■ TASK PROMPT
Quote the data below in full, please, without altering anything.

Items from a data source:
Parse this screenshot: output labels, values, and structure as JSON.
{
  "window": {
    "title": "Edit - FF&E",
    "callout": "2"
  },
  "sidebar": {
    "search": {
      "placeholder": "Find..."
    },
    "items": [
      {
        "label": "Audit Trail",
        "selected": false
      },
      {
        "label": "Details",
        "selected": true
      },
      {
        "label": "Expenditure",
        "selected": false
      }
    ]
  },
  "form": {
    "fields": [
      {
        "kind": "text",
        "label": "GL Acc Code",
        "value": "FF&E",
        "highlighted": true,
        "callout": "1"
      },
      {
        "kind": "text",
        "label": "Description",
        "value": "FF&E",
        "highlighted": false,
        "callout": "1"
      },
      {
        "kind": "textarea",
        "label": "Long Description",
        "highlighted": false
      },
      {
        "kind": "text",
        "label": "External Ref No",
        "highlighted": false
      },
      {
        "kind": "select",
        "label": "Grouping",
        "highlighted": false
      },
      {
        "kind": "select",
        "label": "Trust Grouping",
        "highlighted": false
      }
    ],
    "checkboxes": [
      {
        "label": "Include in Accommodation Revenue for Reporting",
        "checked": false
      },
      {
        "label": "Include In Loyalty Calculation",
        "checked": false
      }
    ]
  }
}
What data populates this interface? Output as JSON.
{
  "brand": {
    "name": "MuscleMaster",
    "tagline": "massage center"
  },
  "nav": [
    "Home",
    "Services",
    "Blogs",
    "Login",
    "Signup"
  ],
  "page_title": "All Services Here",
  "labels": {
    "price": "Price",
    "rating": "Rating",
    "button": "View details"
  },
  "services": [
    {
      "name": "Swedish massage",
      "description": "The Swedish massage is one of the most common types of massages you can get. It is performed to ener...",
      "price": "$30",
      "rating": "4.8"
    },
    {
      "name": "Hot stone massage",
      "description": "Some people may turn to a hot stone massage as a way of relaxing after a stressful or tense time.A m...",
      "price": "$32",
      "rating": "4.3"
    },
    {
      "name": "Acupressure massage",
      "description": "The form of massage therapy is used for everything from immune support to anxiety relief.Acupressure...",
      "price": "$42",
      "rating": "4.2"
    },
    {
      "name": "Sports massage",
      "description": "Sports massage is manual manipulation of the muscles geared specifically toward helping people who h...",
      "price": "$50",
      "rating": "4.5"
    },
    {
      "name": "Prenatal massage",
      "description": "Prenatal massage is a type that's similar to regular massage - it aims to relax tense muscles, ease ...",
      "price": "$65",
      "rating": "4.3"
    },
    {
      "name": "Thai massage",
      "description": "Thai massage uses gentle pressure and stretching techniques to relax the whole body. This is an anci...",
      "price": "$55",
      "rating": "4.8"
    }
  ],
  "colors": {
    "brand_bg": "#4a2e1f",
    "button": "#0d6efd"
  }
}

■ REPLY TO THE TASK
Parse this screenshot: output labels, values, and structure as JSON.
{
  "window": {
    "title": "Edit - FF&E",
    "callout": "2"
  },
  "sidebar": {
    "search": {
      "placeholder": "Find..."
    },
    "items": [
      {
        "label": "Audit Trail",
        "selected": false
      },
      {
        "label": "Details",
        "selected": true
      },
      {
        "label": "Expenditure",
        "selected": false
      }
    ]
  },
  "form": {
    "fields": [
      {
        "kind": "text",
        "label": "GL Acc Code",
        "value": "FF&E",
        "highlighted": true,
        "callout": "1"
      },
      {
        "kind": "text",
        "label": "Description",
        "value": "FF&E",
        "highlighted": false,
        "callout": "1"
      },
      {
        "kind": "textarea",
        "label": "Long Description",
        "highlighted": false
      },
      {
        "kind": "text",
        "label": "External Ref No",
        "highlighted": false
      },
      {
        "kind": "select",
        "label": "Grouping",
        "highlighted": false
      },
      {
        "kind": "select",
        "label": "Trust Grouping",
        "highlighted": false
      }
    ],
    "checkboxes": [
      {
        "label": "Include in Accommodation Revenue for Reporting",
        "checked": false
      },
      {
        "label": "Include In Loyalty Calculation",
        "checked": false
      }
    ]
  }
}
What data populates this interface? Output as JSON.
{
  "brand": {
    "name": "MuscleMaster",
    "tagline": "massage center"
  },
  "nav": [
    "Home",
    "Services",
    "Blogs",
    "Login",
    "Signup"
  ],
  "page_title": "All Services Here",
  "labels": {
    "price": "Price",
    "rating": "Rating",
    "button": "View details"
  },
  "services": [
    {
      "name": "Swedish massage",
      "description": "The Swedish massage is one of the most common types of massages you can get. It is performed to ener...",
      "price": "$30",
      "rating": "4.8"
    },
    {
      "name": "Hot stone massage",
      "description": "Some people may turn to a hot stone massage as a way of relaxing after a stressful or tense time.A m...",
      "price": "$32",
      "rating": "4.3"
    },
    {
      "name": "Acupressure massage",
      "description": "The form of massage therapy is used for everything from immune support to anxiety relief.Acupressure...",
      "price": "$42",
      "rating": "4.2"
    },
    {
      "name": "Sports massage",
      "description": "Sports massage is manual manipulation of the muscles geared specifically toward helping people who h...",
      "price": "$50",
      "rating": "4.5"
    },
    {
      "name": "Prenatal massage",
      "description": "Prenatal massage is a type that's similar to regular massage - it aims to relax tense muscles, ease ...",
      "price": "$65",
      "rating": "4.3"
    },
    {
      "name": "Thai massage",
      "description": "Thai massage uses gentle pressure and stretching techniques to relax the whole body. This is an anci...",
      "price": "$55",
      "rating": "4.8"
    }
  ],
  "colors": {
    "brand_bg": "#4a2e1f",
    "button": "#0d6efd"
  }
}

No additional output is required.